Navy's variant of the Good Conduct Medal was established in 1869, the Marine Corps version in 1896, the Coast Guard version in 1923, the Army version in 1941, and the Air Force version in 1963; the Air Force Good Conduct Medal was temporarily discontinued from February 2006 to February 2009, followed by its subsequent reinstatement.
The various services have established separate Reserve Good Conduct Medals, albeit under various names, as a comparable award available to enlisted Reserve and National Guard members who satisfactorily perform annual training, drill duty and any additional active duty of less than 3 consecutive years duration.

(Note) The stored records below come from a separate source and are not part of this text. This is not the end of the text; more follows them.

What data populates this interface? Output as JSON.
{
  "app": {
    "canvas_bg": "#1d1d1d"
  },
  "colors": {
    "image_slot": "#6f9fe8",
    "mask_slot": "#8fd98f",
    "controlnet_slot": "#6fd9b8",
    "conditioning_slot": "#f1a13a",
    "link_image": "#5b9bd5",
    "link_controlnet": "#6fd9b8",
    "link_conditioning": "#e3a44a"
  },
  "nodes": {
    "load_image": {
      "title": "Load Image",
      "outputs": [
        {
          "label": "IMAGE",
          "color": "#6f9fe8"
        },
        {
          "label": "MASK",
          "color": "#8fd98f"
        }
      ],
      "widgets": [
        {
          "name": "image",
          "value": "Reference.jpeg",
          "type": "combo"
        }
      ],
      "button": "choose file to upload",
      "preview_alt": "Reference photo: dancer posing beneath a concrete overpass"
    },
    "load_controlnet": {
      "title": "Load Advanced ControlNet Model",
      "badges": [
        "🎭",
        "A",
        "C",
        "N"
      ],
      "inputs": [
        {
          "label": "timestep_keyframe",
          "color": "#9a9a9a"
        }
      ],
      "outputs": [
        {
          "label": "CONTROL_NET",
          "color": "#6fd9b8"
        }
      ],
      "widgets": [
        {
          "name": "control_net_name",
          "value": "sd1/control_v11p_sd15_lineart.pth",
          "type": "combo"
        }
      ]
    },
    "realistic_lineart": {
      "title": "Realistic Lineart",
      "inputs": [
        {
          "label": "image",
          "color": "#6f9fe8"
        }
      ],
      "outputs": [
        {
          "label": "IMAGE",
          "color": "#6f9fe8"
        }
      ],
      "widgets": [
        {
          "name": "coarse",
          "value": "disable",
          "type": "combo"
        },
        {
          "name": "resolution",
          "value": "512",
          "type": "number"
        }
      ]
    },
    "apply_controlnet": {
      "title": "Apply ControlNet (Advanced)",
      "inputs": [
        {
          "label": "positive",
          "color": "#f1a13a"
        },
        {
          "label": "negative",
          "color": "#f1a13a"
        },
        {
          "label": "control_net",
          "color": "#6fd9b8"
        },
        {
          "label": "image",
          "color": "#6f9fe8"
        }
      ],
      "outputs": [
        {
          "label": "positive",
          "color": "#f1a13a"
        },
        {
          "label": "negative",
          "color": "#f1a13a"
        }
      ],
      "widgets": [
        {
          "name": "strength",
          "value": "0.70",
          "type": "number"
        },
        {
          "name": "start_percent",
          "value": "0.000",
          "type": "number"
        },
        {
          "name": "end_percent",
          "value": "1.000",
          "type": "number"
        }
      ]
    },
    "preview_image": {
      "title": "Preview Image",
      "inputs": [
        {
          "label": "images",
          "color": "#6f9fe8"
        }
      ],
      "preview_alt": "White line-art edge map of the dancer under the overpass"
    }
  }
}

The exception, as previously stated, is the Navy Reserve which discontinued the award as of 1 January 2014. The medal was issued with a red, white and blue material suspension ribbon without a suspension pin.
Be cautious of anyone who tries to tell you that your reserve unit is or isn’t deploying.
As a reservist you will be a Marine, but you are going to live your life more like a civilian then a Marine.
You will serve at least one weekend per month and two weeks during the summer.
This annual two week training can come at any point during the year, but the summer is a common time but not guaranteed.
You both will graduate from the same boot camp and then it is off to your infantry training and for some you’ll head off to your MOS school soon after.
After this the two paths take very different turns.